▸ **Dataset entries**:
- - - - - - -

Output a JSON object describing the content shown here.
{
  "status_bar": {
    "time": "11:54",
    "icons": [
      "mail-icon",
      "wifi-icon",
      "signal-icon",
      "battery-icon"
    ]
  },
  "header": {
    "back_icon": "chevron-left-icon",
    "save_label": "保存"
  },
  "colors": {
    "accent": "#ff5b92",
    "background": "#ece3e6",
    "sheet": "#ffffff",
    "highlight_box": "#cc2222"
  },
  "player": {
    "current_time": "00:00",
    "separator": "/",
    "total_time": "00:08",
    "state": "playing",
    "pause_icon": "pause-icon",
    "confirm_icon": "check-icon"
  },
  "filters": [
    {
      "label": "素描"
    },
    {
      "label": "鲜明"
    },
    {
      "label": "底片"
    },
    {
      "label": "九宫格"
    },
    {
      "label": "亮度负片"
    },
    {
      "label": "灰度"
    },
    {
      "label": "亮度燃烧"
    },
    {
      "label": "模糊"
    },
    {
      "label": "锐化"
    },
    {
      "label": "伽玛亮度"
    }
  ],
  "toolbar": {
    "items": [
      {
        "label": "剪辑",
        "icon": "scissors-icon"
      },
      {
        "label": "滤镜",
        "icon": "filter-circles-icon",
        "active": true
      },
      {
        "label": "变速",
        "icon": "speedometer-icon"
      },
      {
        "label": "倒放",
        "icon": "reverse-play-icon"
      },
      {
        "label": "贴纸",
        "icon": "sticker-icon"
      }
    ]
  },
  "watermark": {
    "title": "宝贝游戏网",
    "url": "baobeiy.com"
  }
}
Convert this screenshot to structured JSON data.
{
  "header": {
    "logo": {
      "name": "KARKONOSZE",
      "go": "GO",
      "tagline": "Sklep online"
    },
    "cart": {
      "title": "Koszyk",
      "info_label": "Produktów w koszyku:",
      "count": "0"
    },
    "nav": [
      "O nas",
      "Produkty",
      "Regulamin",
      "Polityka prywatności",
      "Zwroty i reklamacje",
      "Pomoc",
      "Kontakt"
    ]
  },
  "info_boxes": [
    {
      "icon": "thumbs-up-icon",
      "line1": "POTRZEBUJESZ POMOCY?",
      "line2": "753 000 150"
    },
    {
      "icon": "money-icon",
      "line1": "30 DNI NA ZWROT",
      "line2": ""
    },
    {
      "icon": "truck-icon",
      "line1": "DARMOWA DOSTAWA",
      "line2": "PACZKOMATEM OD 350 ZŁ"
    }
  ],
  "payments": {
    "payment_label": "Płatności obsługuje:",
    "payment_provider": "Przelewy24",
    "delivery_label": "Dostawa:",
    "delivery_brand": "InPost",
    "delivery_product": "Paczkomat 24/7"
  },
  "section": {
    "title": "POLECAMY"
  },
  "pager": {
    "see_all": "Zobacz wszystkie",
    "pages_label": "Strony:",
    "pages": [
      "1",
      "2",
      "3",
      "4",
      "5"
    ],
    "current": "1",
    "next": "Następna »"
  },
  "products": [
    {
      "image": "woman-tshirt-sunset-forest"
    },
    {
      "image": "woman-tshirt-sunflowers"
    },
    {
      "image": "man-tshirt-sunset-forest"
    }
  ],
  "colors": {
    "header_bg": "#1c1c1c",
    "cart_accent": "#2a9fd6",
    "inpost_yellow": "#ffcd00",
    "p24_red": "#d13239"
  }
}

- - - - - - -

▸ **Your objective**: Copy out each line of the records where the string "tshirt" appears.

▸ **Answer section**:
      "image": "woman-tshirt-sunset-forest"
      "image": "woman-tshirt-sunflowers"
      "image": "man-tshirt-sunset-forest"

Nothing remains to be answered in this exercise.